Task: The result should be an exact copy of the data, free of pictures.

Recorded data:
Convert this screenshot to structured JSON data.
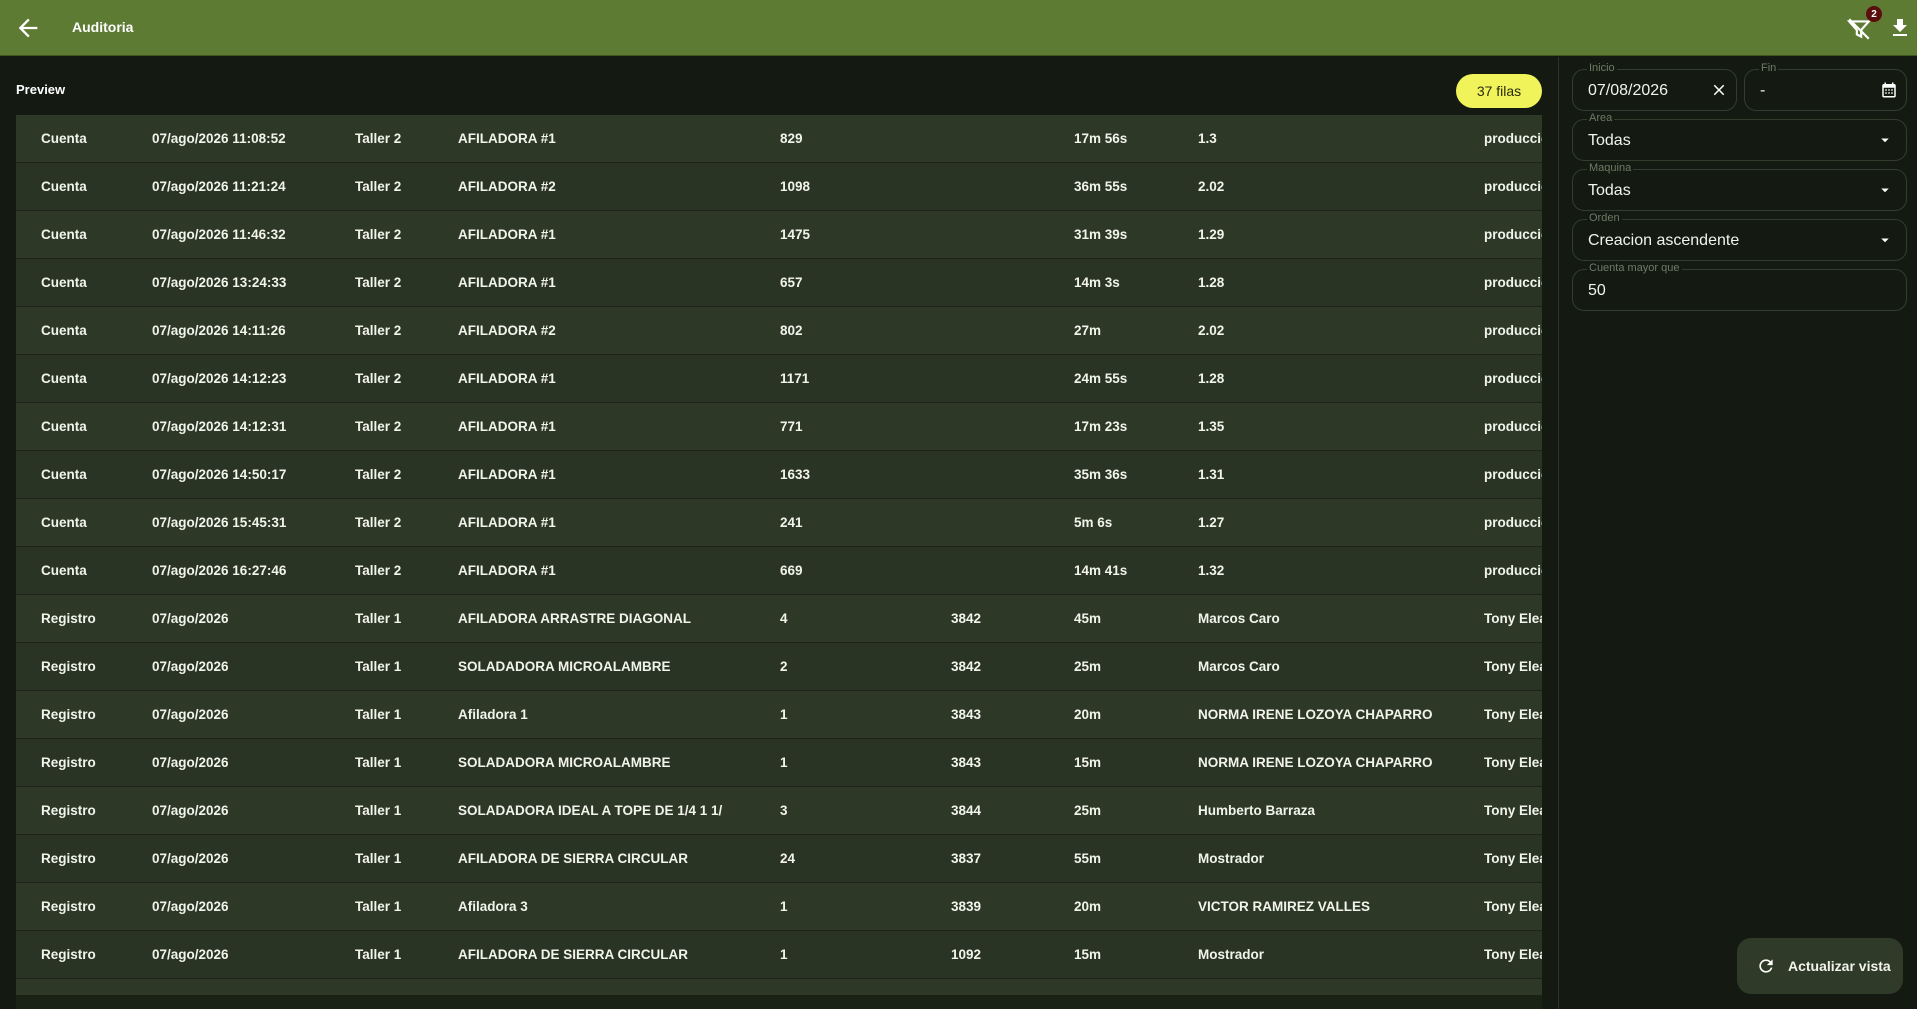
{
  "header": {
    "title": "Auditoria",
    "filter_badge": "2"
  },
  "preview": {
    "label": "Preview",
    "row_count": "37 filas"
  },
  "table": {
    "rows": [
      [
        "Cuenta",
        "07/ago/2026 11:08:52",
        "Taller 2",
        "AFILADORA #1",
        "829",
        "",
        "17m 56s",
        "1.3",
        "producción"
      ],
      [
        "Cuenta",
        "07/ago/2026 11:21:24",
        "Taller 2",
        "AFILADORA #2",
        "1098",
        "",
        "36m 55s",
        "2.02",
        "producción"
      ],
      [
        "Cuenta",
        "07/ago/2026 11:46:32",
        "Taller 2",
        "AFILADORA #1",
        "1475",
        "",
        "31m 39s",
        "1.29",
        "producción"
      ],
      [
        "Cuenta",
        "07/ago/2026 13:24:33",
        "Taller 2",
        "AFILADORA #1",
        "657",
        "",
        "14m 3s",
        "1.28",
        "producción"
      ],
      [
        "Cuenta",
        "07/ago/2026 14:11:26",
        "Taller 2",
        "AFILADORA #2",
        "802",
        "",
        "27m",
        "2.02",
        "producción"
      ],
      [
        "Cuenta",
        "07/ago/2026 14:12:23",
        "Taller 2",
        "AFILADORA #1",
        "1171",
        "",
        "24m 55s",
        "1.28",
        "producción"
      ],
      [
        "Cuenta",
        "07/ago/2026 14:12:31",
        "Taller 2",
        "AFILADORA #1",
        "771",
        "",
        "17m 23s",
        "1.35",
        "producción"
      ],
      [
        "Cuenta",
        "07/ago/2026 14:50:17",
        "Taller 2",
        "AFILADORA #1",
        "1633",
        "",
        "35m 36s",
        "1.31",
        "producción"
      ],
      [
        "Cuenta",
        "07/ago/2026 15:45:31",
        "Taller 2",
        "AFILADORA #1",
        "241",
        "",
        "5m 6s",
        "1.27",
        "producción"
      ],
      [
        "Cuenta",
        "07/ago/2026 16:27:46",
        "Taller 2",
        "AFILADORA #1",
        "669",
        "",
        "14m 41s",
        "1.32",
        "producción"
      ],
      [
        "Registro",
        "07/ago/2026",
        "Taller 1",
        "AFILADORA ARRASTRE DIAGONAL",
        "4",
        "3842",
        "45m",
        "Marcos Caro",
        "Tony Elea"
      ],
      [
        "Registro",
        "07/ago/2026",
        "Taller 1",
        "SOLADADORA MICROALAMBRE",
        "2",
        "3842",
        "25m",
        "Marcos Caro",
        "Tony Elea"
      ],
      [
        "Registro",
        "07/ago/2026",
        "Taller 1",
        "Afiladora 1",
        "1",
        "3843",
        "20m",
        "NORMA IRENE LOZOYA CHAPARRO",
        "Tony Elea"
      ],
      [
        "Registro",
        "07/ago/2026",
        "Taller 1",
        "SOLADADORA MICROALAMBRE",
        "1",
        "3843",
        "15m",
        "NORMA IRENE LOZOYA CHAPARRO",
        "Tony Elea"
      ],
      [
        "Registro",
        "07/ago/2026",
        "Taller 1",
        "SOLADADORA IDEAL A TOPE DE 1/4 1 1/",
        "3",
        "3844",
        "25m",
        "Humberto Barraza",
        "Tony Elea"
      ],
      [
        "Registro",
        "07/ago/2026",
        "Taller 1",
        "AFILADORA  DE SIERRA CIRCULAR",
        "24",
        "3837",
        "55m",
        "Mostrador",
        "Tony Elea"
      ],
      [
        "Registro",
        "07/ago/2026",
        "Taller 1",
        "Afiladora 3",
        "1",
        "3839",
        "20m",
        "VICTOR RAMIREZ VALLES",
        "Tony Elea"
      ],
      [
        "Registro",
        "07/ago/2026",
        "Taller 1",
        "AFILADORA  DE SIERRA CIRCULAR",
        "1",
        "1092",
        "15m",
        "Mostrador",
        "Tony Elea"
      ]
    ]
  },
  "filters": {
    "inicio": {
      "label": "Inicio",
      "value": "07/08/2026"
    },
    "fin": {
      "label": "Fin",
      "value": "-"
    },
    "area": {
      "label": "Area",
      "value": "Todas"
    },
    "maquina": {
      "label": "Maquina",
      "value": "Todas"
    },
    "orden": {
      "label": "Orden",
      "value": "Creacion ascendente"
    },
    "cuenta": {
      "label": "Cuenta mayor que",
      "value": "50"
    }
  },
  "actions": {
    "refresh_label": "Actualizar vista"
  }
}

Exercise result:
Convert this screenshot to structured JSON data.
{
  "header": {
    "title": "Auditoria",
    "filter_badge": "2"
  },
  "preview": {
    "label": "Preview",
    "row_count": "37 filas"
  },
  "table": {
    "rows": [
      [
        "Cuenta",
        "07/ago/2026 11:08:52",
        "Taller 2",
        "AFILADORA #1",
        "829",
        "",
        "17m 56s",
        "1.3",
        "producción"
      ],
      [
        "Cuenta",
        "07/ago/2026 11:21:24",
        "Taller 2",
        "AFILADORA #2",
        "1098",
        "",
        "36m 55s",
        "2.02",
        "producción"
      ],
      [
        "Cuenta",
        "07/ago/2026 11:46:32",
        "Taller 2",
        "AFILADORA #1",
        "1475",
        "",
        "31m 39s",
        "1.29",
        "producción"
      ],
      [
        "Cuenta",
        "07/ago/2026 13:24:33",
        "Taller 2",
        "AFILADORA #1",
        "657",
        "",
        "14m 3s",
        "1.28",
        "producción"
      ],
      [
        "Cuenta",
        "07/ago/2026 14:11:26",
        "Taller 2",
        "AFILADORA #2",
        "802",
        "",
        "27m",
        "2.02",
        "producción"
      ],
      [
        "Cuenta",
        "07/ago/2026 14:12:23",
        "Taller 2",
        "AFILADORA #1",
        "1171",
        "",
        "24m 55s",
        "1.28",
        "producción"
      ],
      [
        "Cuenta",
        "07/ago/2026 14:12:31",
        "Taller 2",
        "AFILADORA #1",
        "771",
        "",
        "17m 23s",
        "1.35",
        "producción"
      ],
      [
        "Cuenta",
        "07/ago/2026 14:50:17",
        "Taller 2",
        "AFILADORA #1",
        "1633",
        "",
        "35m 36s",
        "1.31",
        "producción"
      ],
      [
        "Cuenta",
        "07/ago/2026 15:45:31",
        "Taller 2",
        "AFILADORA #1",
        "241",
        "",
        "5m 6s",
        "1.27",
        "producción"
      ],
      [
        "Cuenta",
        "07/ago/2026 16:27:46",
        "Taller 2",
        "AFILADORA #1",
        "669",
        "",
        "14m 41s",
        "1.32",
        "producción"
      ],
      [
        "Registro",
        "07/ago/2026",
        "Taller 1",
        "AFILADORA ARRASTRE DIAGONAL",
        "4",
        "3842",
        "45m",
        "Marcos Caro",
        "Tony Elea"
      ],
      [
        "Registro",
        "07/ago/2026",
        "Taller 1",
        "SOLADADORA MICROALAMBRE",
        "2",
        "3842",
        "25m",
        "Marcos Caro",
        "Tony Elea"
      ],
      [
        "Registro",
        "07/ago/2026",
        "Taller 1",
        "Afiladora 1",
        "1",
        "3843",
        "20m",
        "NORMA IRENE LOZOYA CHAPARRO",
        "Tony Elea"
      ],
      [
        "Registro",
        "07/ago/2026",
        "Taller 1",
        "SOLADADORA MICROALAMBRE",
        "1",
        "3843",
        "15m",
        "NORMA IRENE LOZOYA CHAPARRO",
        "Tony Elea"
      ],
      [
        "Registro",
        "07/ago/2026",
        "Taller 1",
        "SOLADADORA IDEAL A TOPE DE 1/4 1 1/",
        "3",
        "3844",
        "25m",
        "Humberto Barraza",
        "Tony Elea"
      ],
      [
        "Registro",
        "07/ago/2026",
        "Taller 1",
        "AFILADORA  DE SIERRA CIRCULAR",
        "24",
        "3837",
        "55m",
        "Mostrador",
        "Tony Elea"
      ],
      [
        "Registro",
        "07/ago/2026",
        "Taller 1",
        "Afiladora 3",
        "1",
        "3839",
        "20m",
        "VICTOR RAMIREZ VALLES",
        "Tony Elea"
      ],
      [
        "Registro",
        "07/ago/2026",
        "Taller 1",
        "AFILADORA  DE SIERRA CIRCULAR",
        "1",
        "1092",
        "15m",
        "Mostrador",
        "Tony Elea"
      ]
    ]
  },
  "filters": {
    "inicio": {
      "label": "Inicio",
      "value": "07/08/2026"
    },
    "fin": {
      "label": "Fin",
      "value": "-"
    },
    "area": {
      "label": "Area",
      "value": "Todas"
    },
    "maquina": {
      "label": "Maquina",
      "value": "Todas"
    },
    "orden": {
      "label": "Orden",
      "value": "Creacion ascendente"
    },
    "cuenta": {
      "label": "Cuenta mayor que",
      "value": "50"
    }
  },
  "actions": {
    "refresh_label": "Actualizar vista"
  }
}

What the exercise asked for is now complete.